“There is no playbook for responding to turmoil we have never faced,” said Treasury Secretary Henry Paulson this week, by way of explaining that everything he’s tried so far has failed, and he’s making it up as goes along.
So, maybe we should cut the spigot off while there’s still water in the tank. Save it for tomorrow, for January, for fresh thinking. Otherwise, the beggars banquet will only get more crowded.
Today's headlines also quoted a statement by Warren Buffett about how we might deal with the $25 billion auto industry loans being requested by the big 3's top executives, all of whom had the audacity to arrive in Washington, DC in separate private jets.
You think, perhaps, there are some seed ideas embedded in this sage advice that could be applied to collective bargaining processes?
Warren Buffett's great advice for the Detroit bailout
BloggingStocks: Posted Nov 23rd 2008 3:40PM by Zac Bissonnette

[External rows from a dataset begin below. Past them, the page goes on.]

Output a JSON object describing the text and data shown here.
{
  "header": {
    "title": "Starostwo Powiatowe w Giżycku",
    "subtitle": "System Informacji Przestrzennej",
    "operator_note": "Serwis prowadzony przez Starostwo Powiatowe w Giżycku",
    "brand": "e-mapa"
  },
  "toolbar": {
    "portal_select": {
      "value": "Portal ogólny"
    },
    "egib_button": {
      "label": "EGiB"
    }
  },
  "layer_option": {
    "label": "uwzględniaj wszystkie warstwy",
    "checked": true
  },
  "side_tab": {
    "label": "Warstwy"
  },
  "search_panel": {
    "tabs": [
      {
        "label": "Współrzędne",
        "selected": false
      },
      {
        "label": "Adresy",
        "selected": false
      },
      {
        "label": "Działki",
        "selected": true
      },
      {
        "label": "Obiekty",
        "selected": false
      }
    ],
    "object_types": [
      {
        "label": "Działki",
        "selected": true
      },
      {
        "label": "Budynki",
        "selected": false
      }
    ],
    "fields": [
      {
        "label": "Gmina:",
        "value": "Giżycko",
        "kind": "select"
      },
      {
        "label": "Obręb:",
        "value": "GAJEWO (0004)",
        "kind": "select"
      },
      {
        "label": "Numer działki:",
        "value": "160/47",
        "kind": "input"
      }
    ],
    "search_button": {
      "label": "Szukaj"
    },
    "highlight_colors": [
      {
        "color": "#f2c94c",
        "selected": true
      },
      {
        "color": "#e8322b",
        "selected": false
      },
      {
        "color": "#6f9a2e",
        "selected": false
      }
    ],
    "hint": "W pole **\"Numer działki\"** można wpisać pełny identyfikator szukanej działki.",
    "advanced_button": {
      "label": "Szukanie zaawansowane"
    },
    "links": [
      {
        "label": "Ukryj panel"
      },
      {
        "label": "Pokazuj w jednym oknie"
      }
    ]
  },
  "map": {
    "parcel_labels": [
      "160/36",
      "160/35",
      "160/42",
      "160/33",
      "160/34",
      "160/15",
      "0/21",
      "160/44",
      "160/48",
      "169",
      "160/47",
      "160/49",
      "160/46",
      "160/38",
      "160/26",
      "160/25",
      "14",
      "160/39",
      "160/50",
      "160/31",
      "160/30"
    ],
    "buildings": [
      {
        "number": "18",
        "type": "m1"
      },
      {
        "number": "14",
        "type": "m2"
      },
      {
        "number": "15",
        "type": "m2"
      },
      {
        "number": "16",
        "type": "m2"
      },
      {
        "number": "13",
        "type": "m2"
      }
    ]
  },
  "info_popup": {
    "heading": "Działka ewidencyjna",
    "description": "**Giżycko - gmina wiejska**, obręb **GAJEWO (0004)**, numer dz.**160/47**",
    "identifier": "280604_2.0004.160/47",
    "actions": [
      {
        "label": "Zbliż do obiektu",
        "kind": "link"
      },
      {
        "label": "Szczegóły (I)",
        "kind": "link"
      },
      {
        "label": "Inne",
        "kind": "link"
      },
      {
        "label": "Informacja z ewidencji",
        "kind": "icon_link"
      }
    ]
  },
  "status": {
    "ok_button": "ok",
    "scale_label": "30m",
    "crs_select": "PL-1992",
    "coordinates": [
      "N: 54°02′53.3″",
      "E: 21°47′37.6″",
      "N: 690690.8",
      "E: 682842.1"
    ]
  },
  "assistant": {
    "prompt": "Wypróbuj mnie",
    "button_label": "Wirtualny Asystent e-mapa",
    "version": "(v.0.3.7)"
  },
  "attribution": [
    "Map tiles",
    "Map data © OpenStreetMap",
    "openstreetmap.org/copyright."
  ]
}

The Associated Press reports on Warren Buffett's advice on how the bailout should be structured: "The government should insist top executives at Ford (NYSE: F) General Motors (NYSE: GM) and Chrysler invest a significant percentage of their own net worth in the Detroit-based companies, Buffett said, ensuring both executives and taxpayers would share in any profits or losses."
What a great idea! GM CEO Richard Wagoner and the rest of Detroit's top executives have expressed confidence that any loans would be paid back. Great! So they shouldn't have any problem with investing their entire net worth in the deal -- or at least every dime that they've made running these companies into the ground.
Back in August I wrote about the tiny stake that so many of the decision-makers at General Motors have in the company's future. The company's lead outside director, George M.C. Fisher, has a .000839% stake in the company.
If he wasn't willing to take a bigger stake when times our good, how can he ask taxpayers to invest when the company is on its deathbed and the economy is in the toilet?
I'm skeptical of a big bailout of the auto industry, but insider participation would do a lot to win the battle for the hearts and minds.
While I strongly doubt there will be immediate vocal support from our elected officials for this sort of idea, it is a concept that begs consideration at some point.
And, if we can't talk about these things when faced with an economic downturn of major proportions, when can we begin to talk about it?
Maybe, when enough staff reductions are necessary so that these cuts really begin to be felt by the public?
Or, when we can no longer afford 'non-essential' staff that don't happen to be only full-time public safety employees, like firefighters and police officers?
I know this kind of talk will not be popular, particularly among those who have worked and bargained so hard for so long to gain consistently better wages and benefits for public employees.
Those folks would rather lay off people than rescind their hard-won gains on wages and benefits.
But, is that fair either?
If we are all in this together, we have a better chance to sustain our levels of service, both in good times as well as bad.
If we truly believe that sustainability is the key to long term stability, then we will need to start using sustainable methods in everything we do, including determining wages, benefits, staffing levels and the very priorities of our local government.
Hey, its a tough job, but someone's got to do it, or at least start writing the 'playbook'.
We can pay now, or just 'kick the can down the road' and let another administration decide when to pay later.
But, that's just my opinion.